◆ What the task requires ◆
Return each entry below exactly. Skip the images.

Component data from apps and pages
++++

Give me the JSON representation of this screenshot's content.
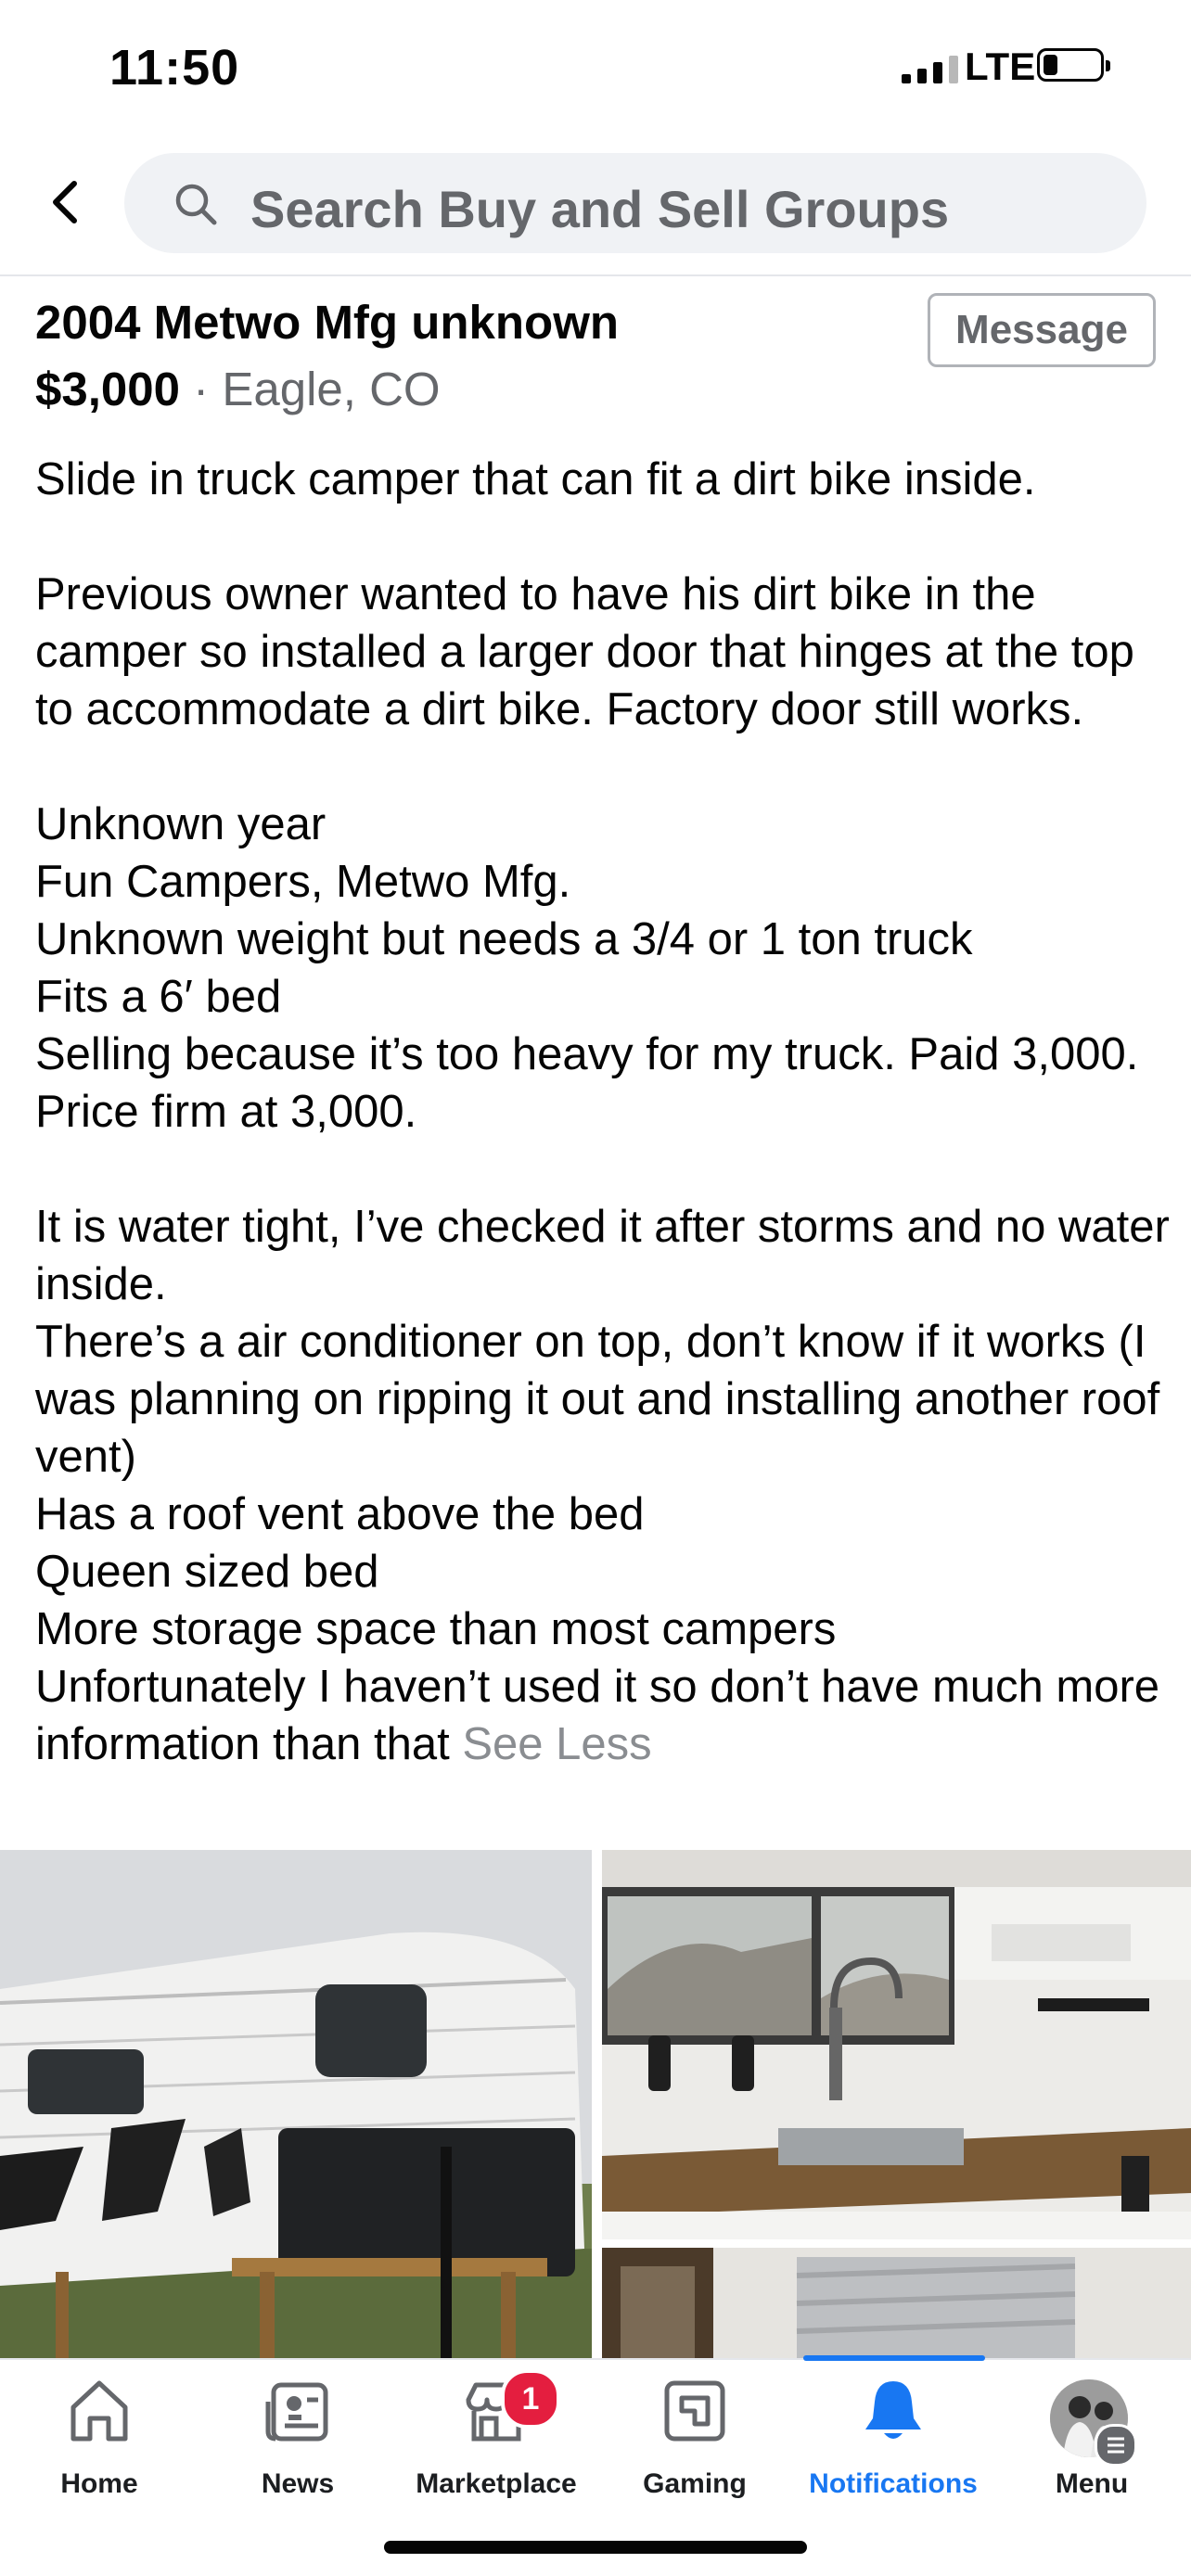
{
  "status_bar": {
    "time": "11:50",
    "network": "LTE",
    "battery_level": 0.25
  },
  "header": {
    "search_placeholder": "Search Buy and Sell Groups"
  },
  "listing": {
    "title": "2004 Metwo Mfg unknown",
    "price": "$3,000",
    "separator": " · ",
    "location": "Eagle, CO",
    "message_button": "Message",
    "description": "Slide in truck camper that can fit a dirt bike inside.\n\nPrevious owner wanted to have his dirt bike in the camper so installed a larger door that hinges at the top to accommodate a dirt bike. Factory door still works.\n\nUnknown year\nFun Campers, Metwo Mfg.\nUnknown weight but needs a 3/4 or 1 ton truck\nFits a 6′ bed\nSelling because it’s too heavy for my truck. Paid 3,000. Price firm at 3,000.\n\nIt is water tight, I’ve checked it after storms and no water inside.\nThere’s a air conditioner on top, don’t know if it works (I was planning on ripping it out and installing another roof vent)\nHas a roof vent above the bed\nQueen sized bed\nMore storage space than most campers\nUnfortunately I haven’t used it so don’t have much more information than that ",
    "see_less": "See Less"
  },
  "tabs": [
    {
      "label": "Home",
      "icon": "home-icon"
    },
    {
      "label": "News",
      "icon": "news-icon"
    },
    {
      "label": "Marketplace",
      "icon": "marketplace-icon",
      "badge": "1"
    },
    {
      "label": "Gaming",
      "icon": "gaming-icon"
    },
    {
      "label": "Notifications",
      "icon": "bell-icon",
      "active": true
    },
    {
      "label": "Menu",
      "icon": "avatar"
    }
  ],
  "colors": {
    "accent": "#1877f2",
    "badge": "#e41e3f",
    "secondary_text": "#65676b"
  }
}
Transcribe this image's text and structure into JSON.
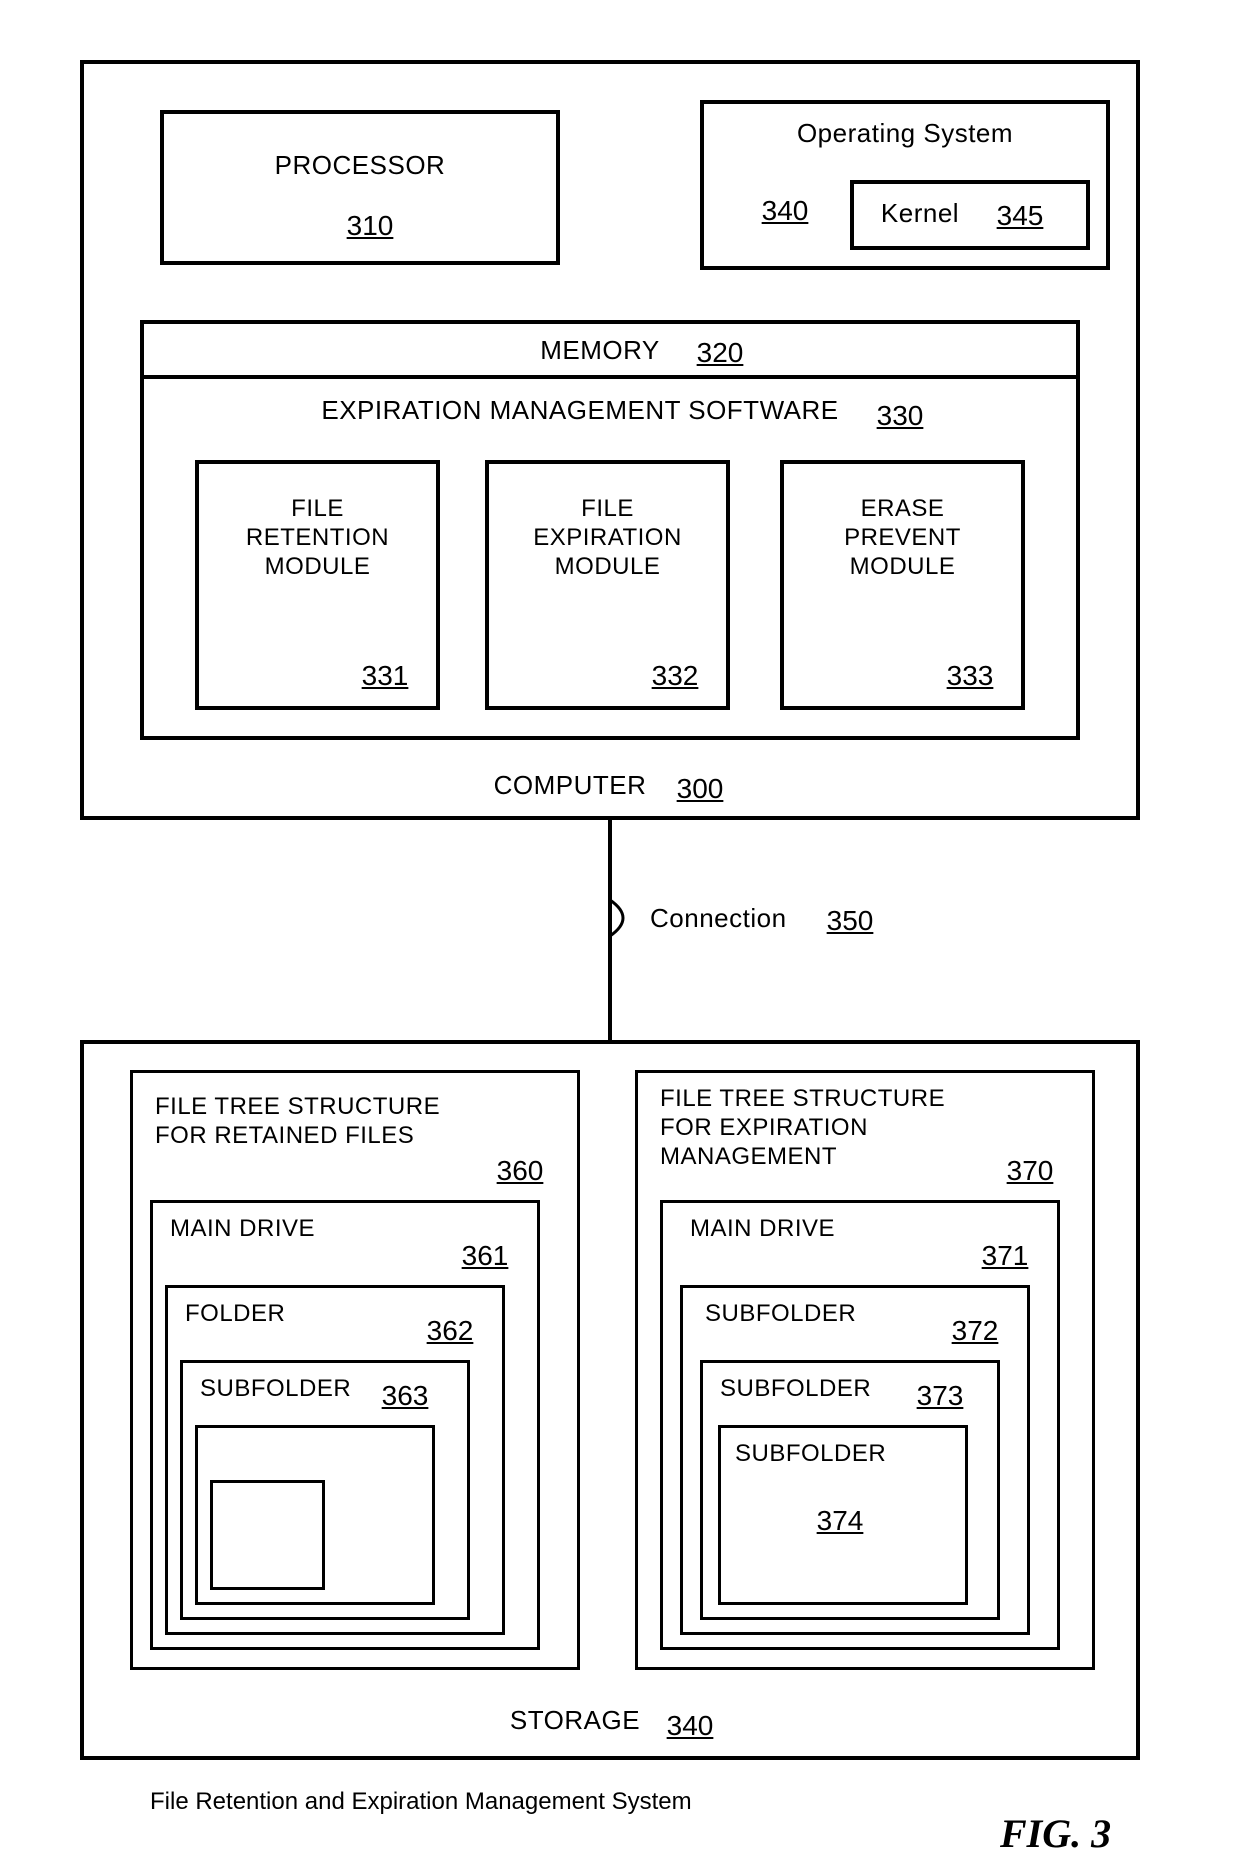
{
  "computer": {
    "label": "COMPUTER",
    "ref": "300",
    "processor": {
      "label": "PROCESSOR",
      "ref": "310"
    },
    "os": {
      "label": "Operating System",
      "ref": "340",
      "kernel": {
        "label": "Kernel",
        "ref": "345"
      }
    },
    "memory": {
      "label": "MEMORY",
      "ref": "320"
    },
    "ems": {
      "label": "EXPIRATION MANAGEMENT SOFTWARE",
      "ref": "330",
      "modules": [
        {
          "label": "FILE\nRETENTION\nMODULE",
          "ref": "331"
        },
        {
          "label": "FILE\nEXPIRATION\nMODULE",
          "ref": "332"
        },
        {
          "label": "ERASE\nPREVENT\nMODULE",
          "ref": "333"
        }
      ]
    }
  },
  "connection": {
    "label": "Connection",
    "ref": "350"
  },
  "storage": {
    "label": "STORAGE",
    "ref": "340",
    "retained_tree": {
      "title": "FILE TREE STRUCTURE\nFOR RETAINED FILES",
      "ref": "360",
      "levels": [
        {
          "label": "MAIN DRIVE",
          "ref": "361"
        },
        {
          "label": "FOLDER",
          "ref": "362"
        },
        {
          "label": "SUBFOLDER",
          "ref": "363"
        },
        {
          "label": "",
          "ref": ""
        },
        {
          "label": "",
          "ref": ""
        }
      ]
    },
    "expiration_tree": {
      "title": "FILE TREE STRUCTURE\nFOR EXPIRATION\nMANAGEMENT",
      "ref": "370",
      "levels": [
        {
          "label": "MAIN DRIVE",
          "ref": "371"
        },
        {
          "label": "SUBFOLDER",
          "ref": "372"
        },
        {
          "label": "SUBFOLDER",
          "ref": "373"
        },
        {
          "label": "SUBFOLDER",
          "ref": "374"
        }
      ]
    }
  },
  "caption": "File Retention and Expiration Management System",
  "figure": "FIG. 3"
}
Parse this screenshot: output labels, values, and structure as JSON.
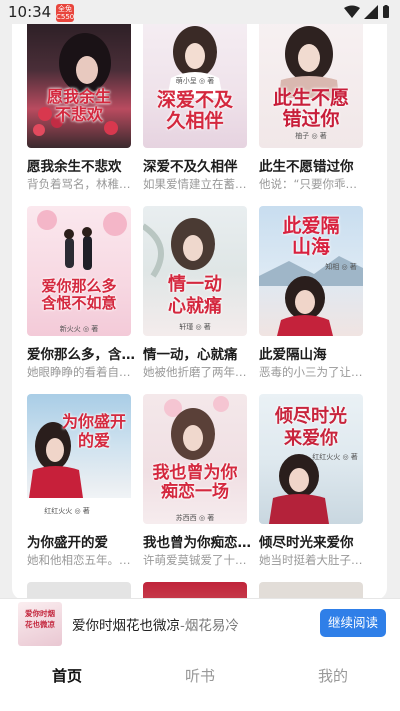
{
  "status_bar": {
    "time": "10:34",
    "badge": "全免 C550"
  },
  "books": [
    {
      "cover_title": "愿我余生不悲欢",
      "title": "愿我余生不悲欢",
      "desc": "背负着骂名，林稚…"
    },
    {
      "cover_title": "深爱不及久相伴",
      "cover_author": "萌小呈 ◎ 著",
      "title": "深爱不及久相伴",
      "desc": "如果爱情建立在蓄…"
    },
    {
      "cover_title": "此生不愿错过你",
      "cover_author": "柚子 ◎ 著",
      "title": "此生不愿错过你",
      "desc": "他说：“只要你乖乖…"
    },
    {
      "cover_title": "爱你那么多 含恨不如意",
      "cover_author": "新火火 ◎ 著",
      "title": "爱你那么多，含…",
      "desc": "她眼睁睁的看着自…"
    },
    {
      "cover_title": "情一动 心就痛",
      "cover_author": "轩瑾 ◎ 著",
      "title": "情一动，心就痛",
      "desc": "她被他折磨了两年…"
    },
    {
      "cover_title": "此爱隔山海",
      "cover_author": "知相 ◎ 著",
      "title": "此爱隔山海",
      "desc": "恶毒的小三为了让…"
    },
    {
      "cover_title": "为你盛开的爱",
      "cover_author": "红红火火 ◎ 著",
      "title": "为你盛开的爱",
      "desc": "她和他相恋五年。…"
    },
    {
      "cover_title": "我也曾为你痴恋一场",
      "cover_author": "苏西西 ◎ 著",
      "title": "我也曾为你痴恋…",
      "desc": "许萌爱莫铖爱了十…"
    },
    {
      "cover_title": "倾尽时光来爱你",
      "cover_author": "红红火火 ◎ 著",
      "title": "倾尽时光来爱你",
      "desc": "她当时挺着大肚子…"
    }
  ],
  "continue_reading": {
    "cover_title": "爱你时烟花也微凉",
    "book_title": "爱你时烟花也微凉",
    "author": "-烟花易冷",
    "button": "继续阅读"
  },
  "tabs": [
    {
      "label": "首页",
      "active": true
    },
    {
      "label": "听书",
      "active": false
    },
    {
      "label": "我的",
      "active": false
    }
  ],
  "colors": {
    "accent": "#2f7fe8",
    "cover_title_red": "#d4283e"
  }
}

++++

◆ Solved problem ◆
Give me the JSON representation of this screenshot's content.
{
  "status_bar": {
    "time": "11:50",
    "network": "LTE",
    "battery_level": 0.25
  },
  "header": {
    "search_placeholder": "Search Buy and Sell Groups"
  },
  "listing": {
    "title": "2004 Metwo Mfg unknown",
    "price": "$3,000",
    "separator": " · ",
    "location": "Eagle, CO",
    "message_button": "Message",
    "description": "Slide in truck camper that can fit a dirt bike inside.\n\nPrevious owner wanted to have his dirt bike in the camper so installed a larger door that hinges at the top to accommodate a dirt bike. Factory door still works.\n\nUnknown year\nFun Campers, Metwo Mfg.\nUnknown weight but needs a 3/4 or 1 ton truck\nFits a 6′ bed\nSelling because it’s too heavy for my truck. Paid 3,000. Price firm at 3,000.\n\nIt is water tight, I’ve checked it after storms and no water inside.\nThere’s a air conditioner on top, don’t know if it works (I was planning on ripping it out and installing another roof vent)\nHas a roof vent above the bed\nQueen sized bed\nMore storage space than most campers\nUnfortunately I haven’t used it so don’t have much more information than that ",
    "see_less": "See Less"
  },
  "tabs": [
    {
      "label": "Home",
      "icon": "home-icon"
    },
    {
      "label": "News",
      "icon": "news-icon"
    },
    {
      "label": "Marketplace",
      "icon": "marketplace-icon",
      "badge": "1"
    },
    {
      "label": "Gaming",
      "icon": "gaming-icon"
    },
    {
      "label": "Notifications",
      "icon": "bell-icon",
      "active": true
    },
    {
      "label": "Menu",
      "icon": "avatar"
    }
  ],
  "colors": {
    "accent": "#1877f2",
    "badge": "#e41e3f",
    "secondary_text": "#65676b"
  }
}
Transcribe this image's text and structure into JSON.
{
  "computer": {
    "label": "COMPUTER",
    "ref": "300",
    "processor": {
      "label": "PROCESSOR",
      "ref": "310"
    },
    "os": {
      "label": "Operating System",
      "ref": "340",
      "kernel": {
        "label": "Kernel",
        "ref": "345"
      }
    },
    "memory": {
      "label": "MEMORY",
      "ref": "320"
    },
    "ems": {
      "label": "EXPIRATION MANAGEMENT SOFTWARE",
      "ref": "330",
      "modules": [
        {
          "label": "FILE\nRETENTION\nMODULE",
          "ref": "331"
        },
        {
          "label": "FILE\nEXPIRATION\nMODULE",
          "ref": "332"
        },
        {
          "label": "ERASE\nPREVENT\nMODULE",
          "ref": "333"
        }
      ]
    }
  },
  "connection": {
    "label": "Connection",
    "ref": "350"
  },
  "storage": {
    "label": "STORAGE",
    "ref": "340",
    "retained_tree": {
      "title": "FILE TREE STRUCTURE\nFOR RETAINED FILES",
      "ref": "360",
      "levels": [
        {
          "label": "MAIN DRIVE",
          "ref": "361"
        },
        {
          "label": "FOLDER",
          "ref": "362"
        },
        {
          "label": "SUBFOLDER",
          "ref": "363"
        },
        {
          "label": "",
          "ref": ""
        },
        {
          "label": "",
          "ref": ""
        }
      ]
    },
    "expiration_tree": {
      "title": "FILE TREE STRUCTURE\nFOR EXPIRATION\nMANAGEMENT",
      "ref": "370",
      "levels": [
        {
          "label": "MAIN DRIVE",
          "ref": "371"
        },
        {
          "label": "SUBFOLDER",
          "ref": "372"
        },
        {
          "label": "SUBFOLDER",
          "ref": "373"
        },
        {
          "label": "SUBFOLDER",
          "ref": "374"
        }
      ]
    }
  },
  "caption": "File Retention and Expiration Management System",
  "figure": "FIG. 3"
}
Parse this screenshot: output labels, values, and structure as JSON.
{
  "status_bar": {
    "time": "10:34",
    "badge": "全免 C550"
  },
  "books": [
    {
      "cover_title": "愿我余生不悲欢",
      "title": "愿我余生不悲欢",
      "desc": "背负着骂名，林稚…"
    },
    {
      "cover_title": "深爱不及久相伴",
      "cover_author": "萌小呈 ◎ 著",
      "title": "深爱不及久相伴",
      "desc": "如果爱情建立在蓄…"
    },
    {
      "cover_title": "此生不愿错过你",
      "cover_author": "柚子 ◎ 著",
      "title": "此生不愿错过你",
      "desc": "他说：“只要你乖乖…"
    },
    {
      "cover_title": "爱你那么多 含恨不如意",
      "cover_author": "新火火 ◎ 著",
      "title": "爱你那么多，含…",
      "desc": "她眼睁睁的看着自…"
    },
    {
      "cover_title": "情一动 心就痛",
      "cover_author": "轩瑾 ◎ 著",
      "title": "情一动，心就痛",
      "desc": "她被他折磨了两年…"
    },
    {
      "cover_title": "此爱隔山海",
      "cover_author": "知相 ◎ 著",
      "title": "此爱隔山海",
      "desc": "恶毒的小三为了让…"
    },
    {
      "cover_title": "为你盛开的爱",
      "cover_author": "红红火火 ◎ 著",
      "title": "为你盛开的爱",
      "desc": "她和他相恋五年。…"
    },
    {
      "cover_title": "我也曾为你痴恋一场",
      "cover_author": "苏西西 ◎ 著",
      "title": "我也曾为你痴恋…",
      "desc": "许萌爱莫铖爱了十…"
    },
    {
      "cover_title": "倾尽时光来爱你",
      "cover_author": "红红火火 ◎ 著",
      "title": "倾尽时光来爱你",
      "desc": "她当时挺着大肚子…"
    }
  ],
  "continue_reading": {
    "cover_title": "爱你时烟花也微凉",
    "book_title": "爱你时烟花也微凉",
    "author": "-烟花易冷",
    "button": "继续阅读"
  },
  "tabs": [
    {
      "label": "首页",
      "active": true
    },
    {
      "label": "听书",
      "active": false
    },
    {
      "label": "我的",
      "active": false
    }
  ],
  "colors": {
    "accent": "#2f7fe8",
    "cover_title_red": "#d4283e"
  }
}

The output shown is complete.